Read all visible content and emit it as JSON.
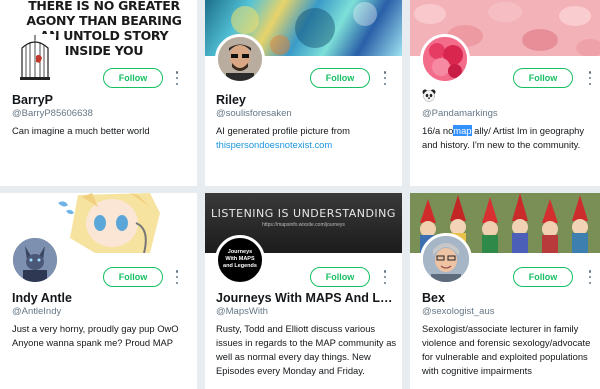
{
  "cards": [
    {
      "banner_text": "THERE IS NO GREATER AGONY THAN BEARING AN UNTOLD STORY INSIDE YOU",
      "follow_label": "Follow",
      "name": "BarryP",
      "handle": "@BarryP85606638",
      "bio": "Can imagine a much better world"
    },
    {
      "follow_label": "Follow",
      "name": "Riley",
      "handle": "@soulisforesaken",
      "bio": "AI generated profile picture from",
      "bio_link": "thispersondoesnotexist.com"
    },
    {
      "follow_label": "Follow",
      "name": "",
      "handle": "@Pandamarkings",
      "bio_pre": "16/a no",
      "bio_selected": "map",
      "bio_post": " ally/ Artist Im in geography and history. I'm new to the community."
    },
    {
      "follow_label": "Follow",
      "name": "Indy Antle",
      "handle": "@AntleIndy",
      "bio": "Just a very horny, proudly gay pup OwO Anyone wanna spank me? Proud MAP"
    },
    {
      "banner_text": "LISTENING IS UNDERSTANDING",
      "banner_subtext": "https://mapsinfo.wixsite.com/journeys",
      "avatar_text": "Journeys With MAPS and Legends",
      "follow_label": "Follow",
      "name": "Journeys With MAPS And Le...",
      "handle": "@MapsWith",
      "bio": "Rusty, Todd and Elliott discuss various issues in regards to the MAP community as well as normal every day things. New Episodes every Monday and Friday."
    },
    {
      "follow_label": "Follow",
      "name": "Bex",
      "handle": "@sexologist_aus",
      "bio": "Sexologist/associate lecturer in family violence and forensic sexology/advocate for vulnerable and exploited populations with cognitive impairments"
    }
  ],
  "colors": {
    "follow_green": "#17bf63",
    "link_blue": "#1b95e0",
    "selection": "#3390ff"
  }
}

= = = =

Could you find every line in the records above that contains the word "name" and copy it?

▶ [Response to the task]:
      "name": "BarryP",
      "name": "Riley",
      "name": "",
      "name": "Indy Antle",
      "name": "Journeys With MAPS And Le...",
      "name": "Bex",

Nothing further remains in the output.